■ Problem requirements
From the entries that follow, gather each line holding the word "JSON".

■ Source data
↓↓↓

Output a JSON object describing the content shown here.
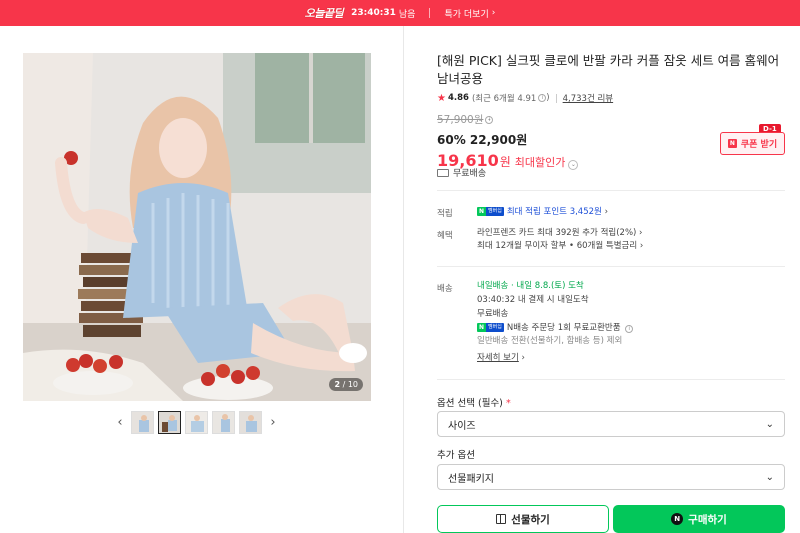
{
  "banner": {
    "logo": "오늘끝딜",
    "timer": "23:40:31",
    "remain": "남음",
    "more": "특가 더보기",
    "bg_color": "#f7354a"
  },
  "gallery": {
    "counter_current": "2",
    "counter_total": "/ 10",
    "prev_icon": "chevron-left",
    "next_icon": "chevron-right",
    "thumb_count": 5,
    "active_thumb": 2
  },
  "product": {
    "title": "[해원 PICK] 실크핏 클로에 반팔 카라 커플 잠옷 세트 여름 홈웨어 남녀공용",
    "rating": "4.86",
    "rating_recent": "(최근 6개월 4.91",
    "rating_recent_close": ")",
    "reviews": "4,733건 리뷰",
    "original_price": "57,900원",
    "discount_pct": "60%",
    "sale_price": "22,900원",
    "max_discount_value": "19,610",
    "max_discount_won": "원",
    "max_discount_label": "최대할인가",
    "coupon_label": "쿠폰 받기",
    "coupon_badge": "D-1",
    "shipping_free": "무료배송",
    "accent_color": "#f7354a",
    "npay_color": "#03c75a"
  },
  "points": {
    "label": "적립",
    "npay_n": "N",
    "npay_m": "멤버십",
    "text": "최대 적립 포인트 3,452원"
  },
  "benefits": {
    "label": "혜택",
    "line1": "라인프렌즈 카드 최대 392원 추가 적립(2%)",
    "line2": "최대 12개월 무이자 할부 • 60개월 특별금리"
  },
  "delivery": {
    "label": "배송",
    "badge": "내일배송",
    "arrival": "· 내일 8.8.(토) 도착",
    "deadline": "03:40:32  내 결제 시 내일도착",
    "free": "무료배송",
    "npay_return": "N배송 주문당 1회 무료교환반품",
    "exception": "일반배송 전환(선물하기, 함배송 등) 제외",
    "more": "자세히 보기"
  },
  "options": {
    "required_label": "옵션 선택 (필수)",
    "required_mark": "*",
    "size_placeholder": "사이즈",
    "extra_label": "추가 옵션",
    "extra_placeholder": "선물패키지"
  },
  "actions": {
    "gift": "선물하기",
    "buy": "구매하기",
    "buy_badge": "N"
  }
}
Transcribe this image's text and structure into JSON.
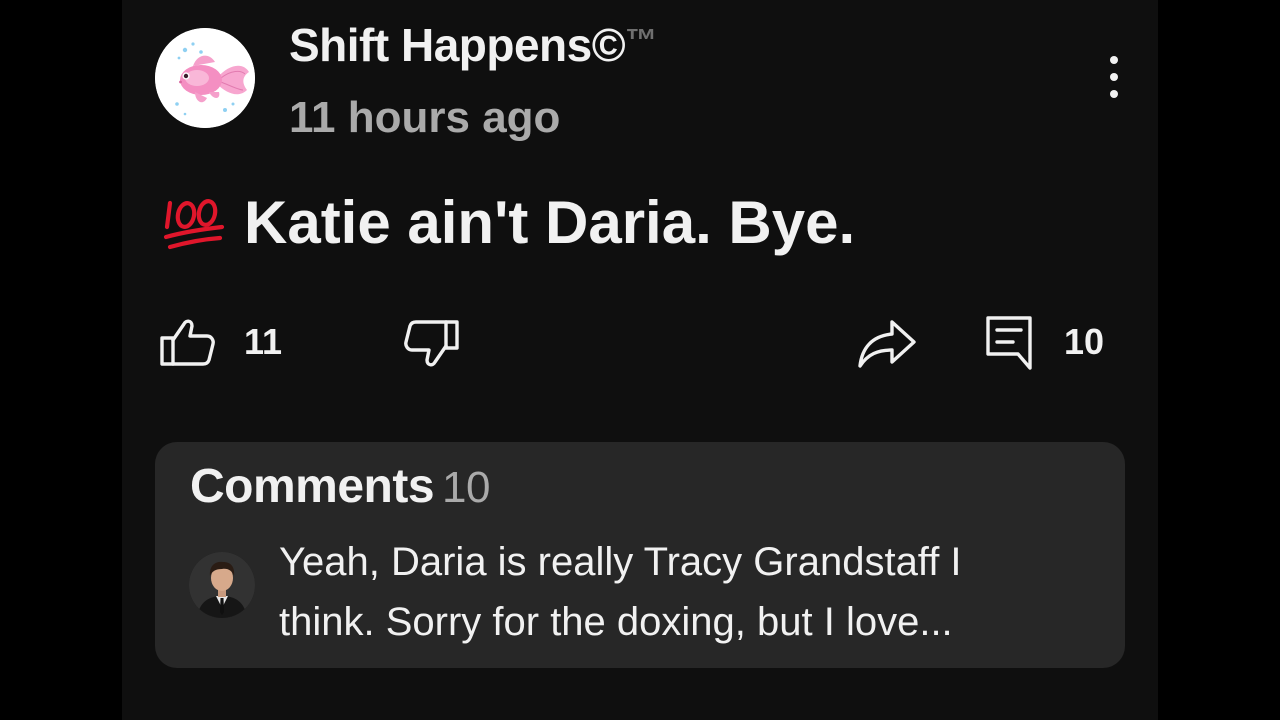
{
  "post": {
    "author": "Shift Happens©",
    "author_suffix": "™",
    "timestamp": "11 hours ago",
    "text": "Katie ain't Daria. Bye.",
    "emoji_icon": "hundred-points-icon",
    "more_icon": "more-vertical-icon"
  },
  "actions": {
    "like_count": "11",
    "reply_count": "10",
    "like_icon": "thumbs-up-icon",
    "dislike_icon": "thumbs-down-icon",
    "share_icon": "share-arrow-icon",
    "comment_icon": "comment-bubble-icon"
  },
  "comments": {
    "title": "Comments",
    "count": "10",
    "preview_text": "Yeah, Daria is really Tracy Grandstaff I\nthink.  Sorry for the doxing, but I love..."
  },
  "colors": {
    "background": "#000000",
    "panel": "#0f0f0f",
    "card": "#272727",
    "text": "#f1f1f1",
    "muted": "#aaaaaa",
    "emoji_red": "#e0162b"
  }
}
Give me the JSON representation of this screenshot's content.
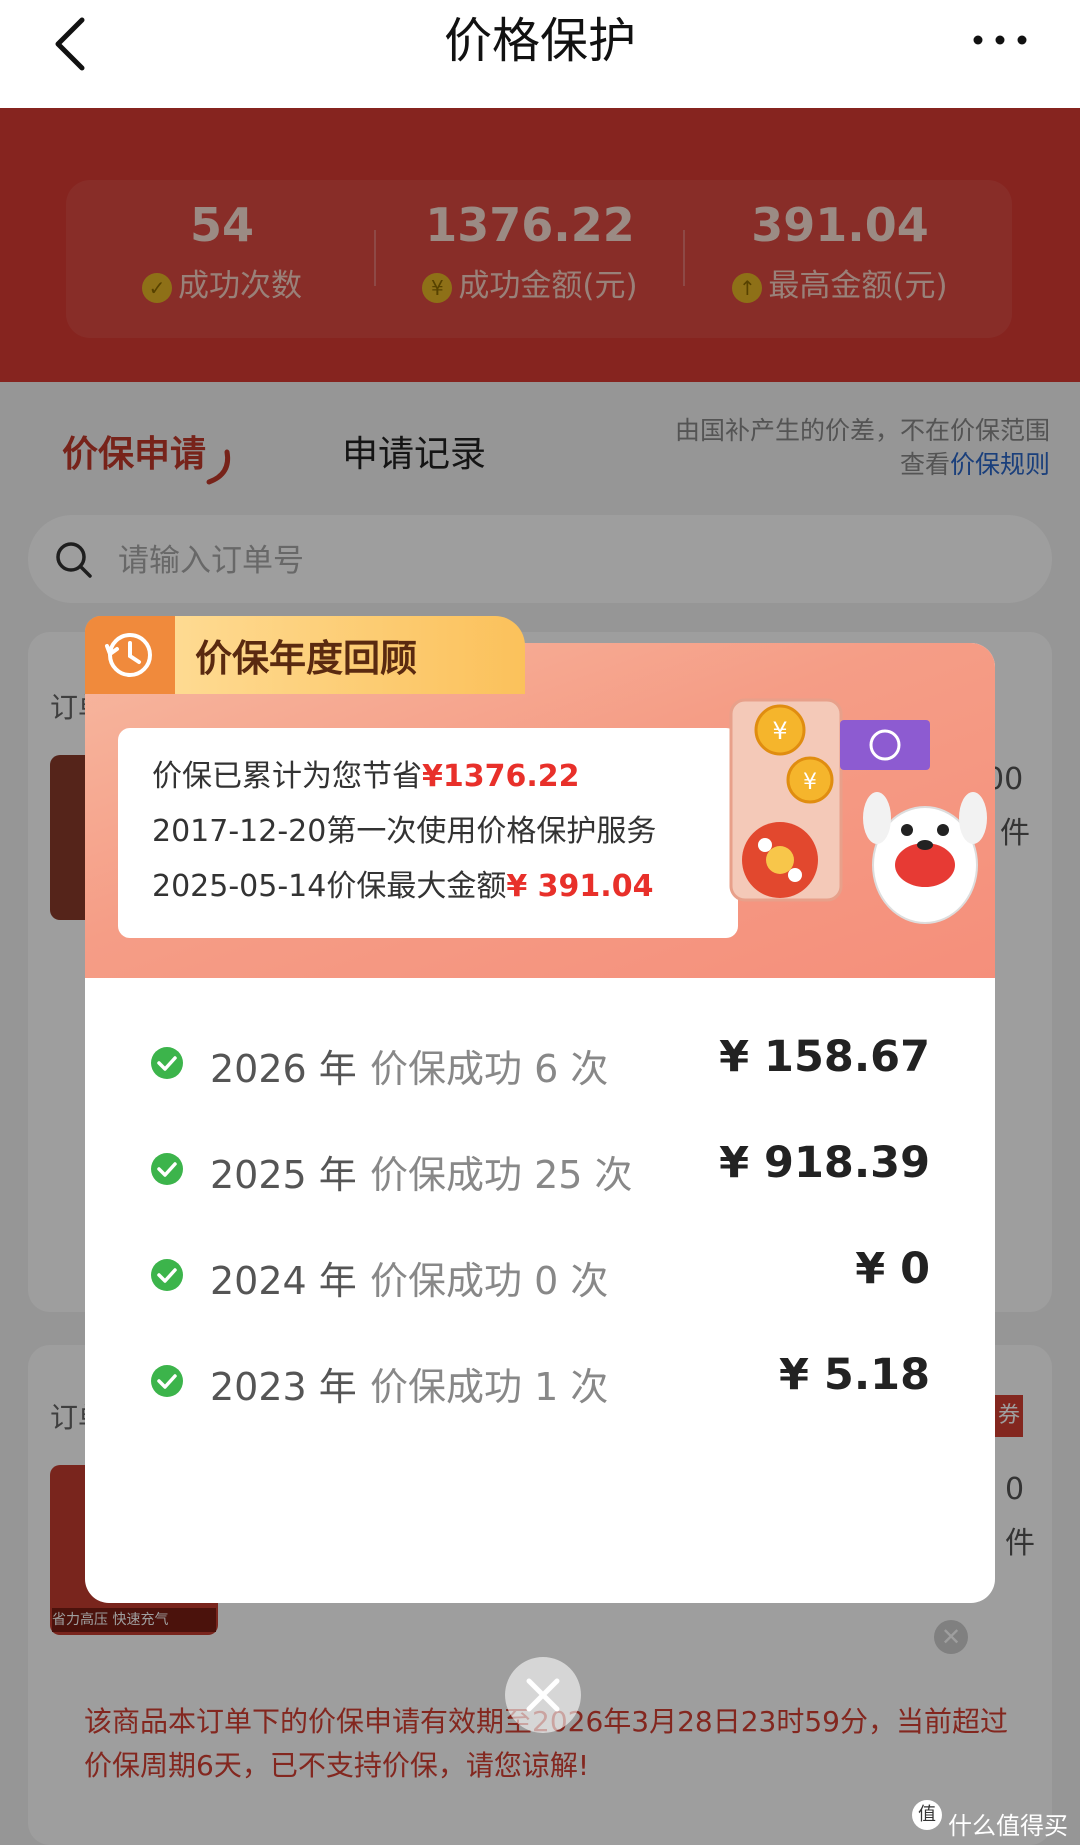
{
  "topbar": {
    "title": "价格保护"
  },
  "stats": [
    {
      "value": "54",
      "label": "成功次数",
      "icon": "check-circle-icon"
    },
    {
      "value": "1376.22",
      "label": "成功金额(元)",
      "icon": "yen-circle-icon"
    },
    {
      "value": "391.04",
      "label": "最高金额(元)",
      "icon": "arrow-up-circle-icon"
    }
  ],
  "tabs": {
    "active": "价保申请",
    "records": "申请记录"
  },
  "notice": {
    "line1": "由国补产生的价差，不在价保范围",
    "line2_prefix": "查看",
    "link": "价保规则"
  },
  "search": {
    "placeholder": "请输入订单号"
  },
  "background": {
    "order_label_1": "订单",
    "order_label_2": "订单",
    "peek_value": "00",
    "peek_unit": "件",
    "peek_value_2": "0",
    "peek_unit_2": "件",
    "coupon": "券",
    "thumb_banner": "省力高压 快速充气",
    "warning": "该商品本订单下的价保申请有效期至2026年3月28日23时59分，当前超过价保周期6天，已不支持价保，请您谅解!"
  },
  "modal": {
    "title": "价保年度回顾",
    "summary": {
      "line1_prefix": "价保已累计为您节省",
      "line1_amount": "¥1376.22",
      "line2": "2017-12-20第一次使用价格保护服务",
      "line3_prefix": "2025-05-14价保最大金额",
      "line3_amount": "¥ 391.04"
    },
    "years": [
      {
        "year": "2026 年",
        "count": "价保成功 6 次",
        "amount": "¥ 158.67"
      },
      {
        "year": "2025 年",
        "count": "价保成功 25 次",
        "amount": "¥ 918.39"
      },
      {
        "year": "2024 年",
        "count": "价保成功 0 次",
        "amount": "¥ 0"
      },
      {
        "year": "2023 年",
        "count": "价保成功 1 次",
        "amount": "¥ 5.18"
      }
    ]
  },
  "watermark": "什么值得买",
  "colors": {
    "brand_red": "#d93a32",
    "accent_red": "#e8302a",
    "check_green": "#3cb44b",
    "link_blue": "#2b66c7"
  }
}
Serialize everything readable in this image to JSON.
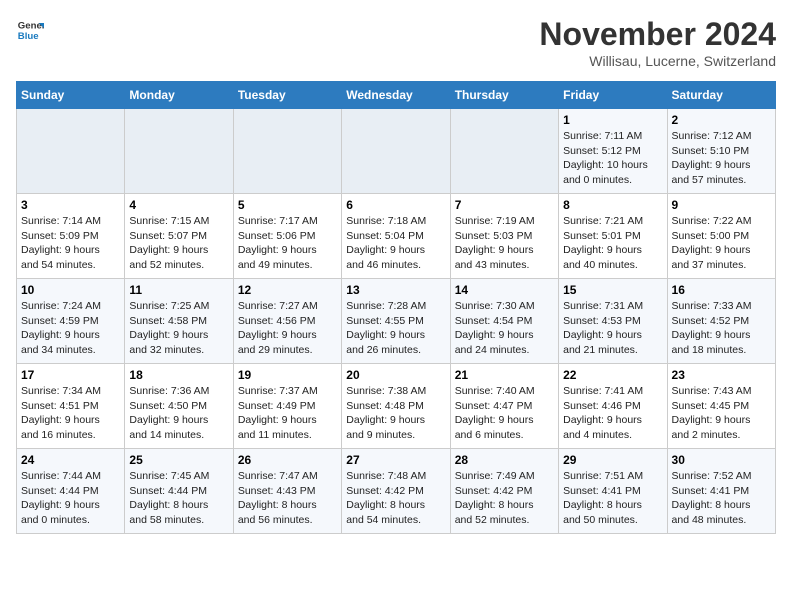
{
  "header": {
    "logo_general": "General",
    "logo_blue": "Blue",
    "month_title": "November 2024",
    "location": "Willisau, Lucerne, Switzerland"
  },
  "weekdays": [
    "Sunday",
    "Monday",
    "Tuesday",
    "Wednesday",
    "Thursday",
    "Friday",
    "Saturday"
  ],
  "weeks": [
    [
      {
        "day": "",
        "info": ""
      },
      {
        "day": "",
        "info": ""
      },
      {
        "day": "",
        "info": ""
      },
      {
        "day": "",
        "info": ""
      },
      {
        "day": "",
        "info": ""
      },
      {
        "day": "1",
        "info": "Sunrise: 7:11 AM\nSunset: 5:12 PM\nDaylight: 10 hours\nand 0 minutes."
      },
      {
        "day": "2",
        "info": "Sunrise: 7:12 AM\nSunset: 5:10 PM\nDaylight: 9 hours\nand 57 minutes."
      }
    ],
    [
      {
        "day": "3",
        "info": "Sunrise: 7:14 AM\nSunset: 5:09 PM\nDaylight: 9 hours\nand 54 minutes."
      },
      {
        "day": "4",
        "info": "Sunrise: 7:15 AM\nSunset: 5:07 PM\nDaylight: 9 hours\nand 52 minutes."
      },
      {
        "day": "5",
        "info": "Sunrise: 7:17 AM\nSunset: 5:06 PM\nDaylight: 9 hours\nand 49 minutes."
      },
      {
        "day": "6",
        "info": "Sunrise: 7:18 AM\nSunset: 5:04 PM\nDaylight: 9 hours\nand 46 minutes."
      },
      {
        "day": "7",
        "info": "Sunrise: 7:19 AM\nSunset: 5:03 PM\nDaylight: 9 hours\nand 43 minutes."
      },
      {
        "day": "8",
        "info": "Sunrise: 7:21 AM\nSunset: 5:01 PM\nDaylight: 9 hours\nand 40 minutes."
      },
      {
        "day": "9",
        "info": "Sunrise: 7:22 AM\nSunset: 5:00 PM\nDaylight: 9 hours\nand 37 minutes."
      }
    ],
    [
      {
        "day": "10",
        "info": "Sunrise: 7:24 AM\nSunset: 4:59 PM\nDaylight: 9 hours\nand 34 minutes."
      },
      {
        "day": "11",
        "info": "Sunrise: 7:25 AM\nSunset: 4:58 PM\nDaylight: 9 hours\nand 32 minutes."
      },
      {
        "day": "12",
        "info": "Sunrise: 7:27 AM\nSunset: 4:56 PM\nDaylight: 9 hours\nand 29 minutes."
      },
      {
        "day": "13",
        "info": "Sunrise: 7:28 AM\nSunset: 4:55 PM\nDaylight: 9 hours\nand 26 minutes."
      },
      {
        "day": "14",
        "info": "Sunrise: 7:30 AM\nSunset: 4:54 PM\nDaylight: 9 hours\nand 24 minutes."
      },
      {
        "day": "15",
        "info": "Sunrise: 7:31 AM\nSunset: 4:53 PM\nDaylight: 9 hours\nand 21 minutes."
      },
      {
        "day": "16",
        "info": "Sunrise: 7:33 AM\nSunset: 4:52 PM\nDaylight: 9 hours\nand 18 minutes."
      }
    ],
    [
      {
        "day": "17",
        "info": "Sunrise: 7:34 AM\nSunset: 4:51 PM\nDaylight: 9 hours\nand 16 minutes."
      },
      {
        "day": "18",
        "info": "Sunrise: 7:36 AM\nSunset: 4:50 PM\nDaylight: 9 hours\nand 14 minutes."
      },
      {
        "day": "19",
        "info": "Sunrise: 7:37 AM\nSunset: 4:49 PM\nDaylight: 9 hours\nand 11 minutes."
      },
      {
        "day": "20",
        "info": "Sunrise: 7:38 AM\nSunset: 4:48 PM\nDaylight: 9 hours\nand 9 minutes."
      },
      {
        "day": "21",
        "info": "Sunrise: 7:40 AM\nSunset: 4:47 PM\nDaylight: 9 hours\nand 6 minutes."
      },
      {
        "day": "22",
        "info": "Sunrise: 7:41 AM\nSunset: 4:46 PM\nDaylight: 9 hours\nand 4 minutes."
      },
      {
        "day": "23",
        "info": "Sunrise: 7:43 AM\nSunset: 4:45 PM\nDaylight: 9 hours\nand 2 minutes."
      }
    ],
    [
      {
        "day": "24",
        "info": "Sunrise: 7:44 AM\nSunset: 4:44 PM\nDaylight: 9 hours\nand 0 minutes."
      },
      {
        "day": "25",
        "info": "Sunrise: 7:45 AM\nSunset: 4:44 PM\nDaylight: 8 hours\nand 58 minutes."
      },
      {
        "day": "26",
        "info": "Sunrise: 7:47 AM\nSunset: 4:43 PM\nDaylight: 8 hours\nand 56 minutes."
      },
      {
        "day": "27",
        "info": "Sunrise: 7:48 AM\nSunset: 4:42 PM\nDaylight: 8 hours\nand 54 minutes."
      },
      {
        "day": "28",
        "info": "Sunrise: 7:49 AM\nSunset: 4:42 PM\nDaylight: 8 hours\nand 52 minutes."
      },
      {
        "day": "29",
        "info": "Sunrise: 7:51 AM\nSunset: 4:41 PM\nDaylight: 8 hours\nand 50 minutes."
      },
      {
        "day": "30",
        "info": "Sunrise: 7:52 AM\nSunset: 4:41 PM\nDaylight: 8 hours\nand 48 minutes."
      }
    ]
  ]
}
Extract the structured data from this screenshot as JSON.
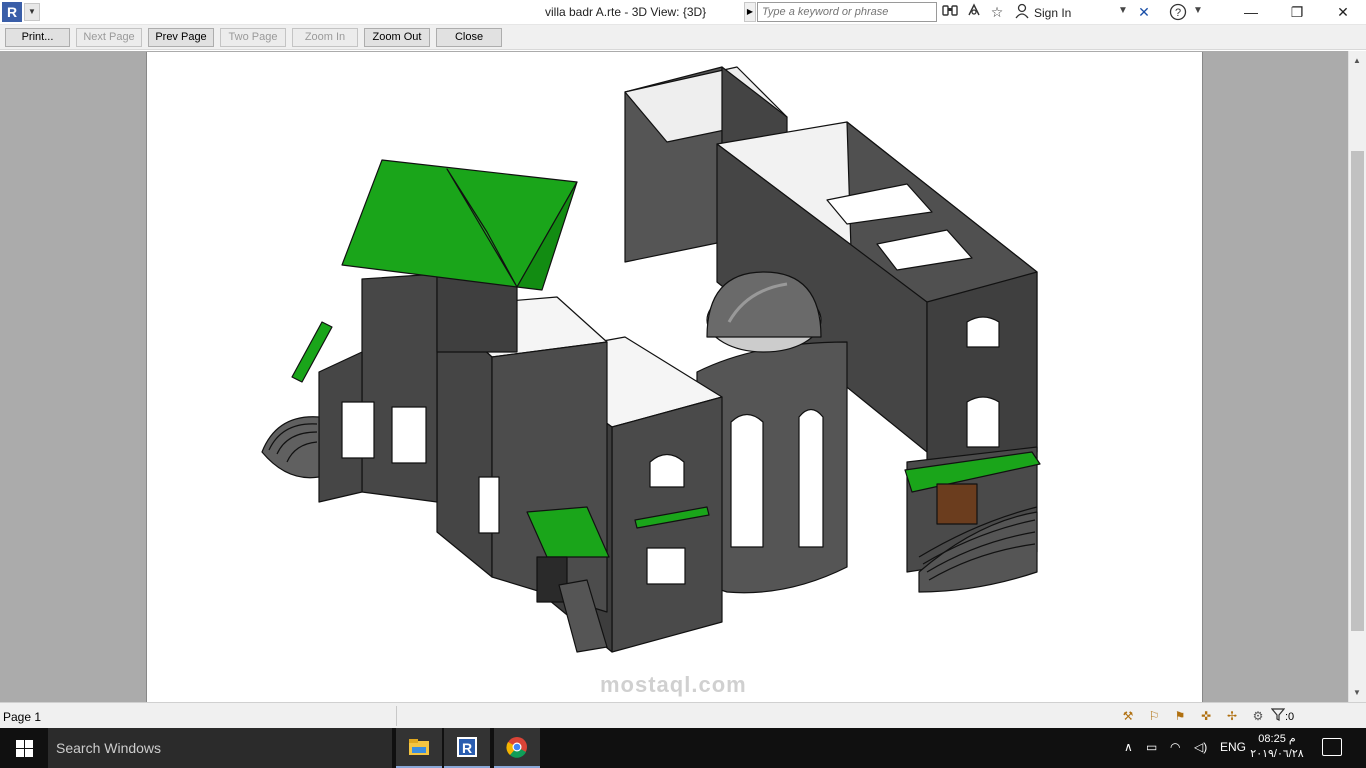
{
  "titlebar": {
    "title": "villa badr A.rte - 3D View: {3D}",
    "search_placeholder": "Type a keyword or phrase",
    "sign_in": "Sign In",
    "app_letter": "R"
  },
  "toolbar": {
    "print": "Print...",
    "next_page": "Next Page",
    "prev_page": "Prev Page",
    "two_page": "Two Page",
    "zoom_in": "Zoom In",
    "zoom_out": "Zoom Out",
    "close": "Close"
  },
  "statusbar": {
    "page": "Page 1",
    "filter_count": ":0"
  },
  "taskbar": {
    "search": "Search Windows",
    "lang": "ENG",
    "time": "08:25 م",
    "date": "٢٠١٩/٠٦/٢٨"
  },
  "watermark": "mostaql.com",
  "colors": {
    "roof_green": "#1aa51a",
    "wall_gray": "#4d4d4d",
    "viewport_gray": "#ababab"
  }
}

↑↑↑

■ Response to the task
Output a JSON object describing the content shown here.
Transcribe this image's text and structure into JSON.
Give me the JSON representation of this screenshot's content.
Serialize everything readable in this image to JSON.
Extract the structured data from this screenshot as JSON.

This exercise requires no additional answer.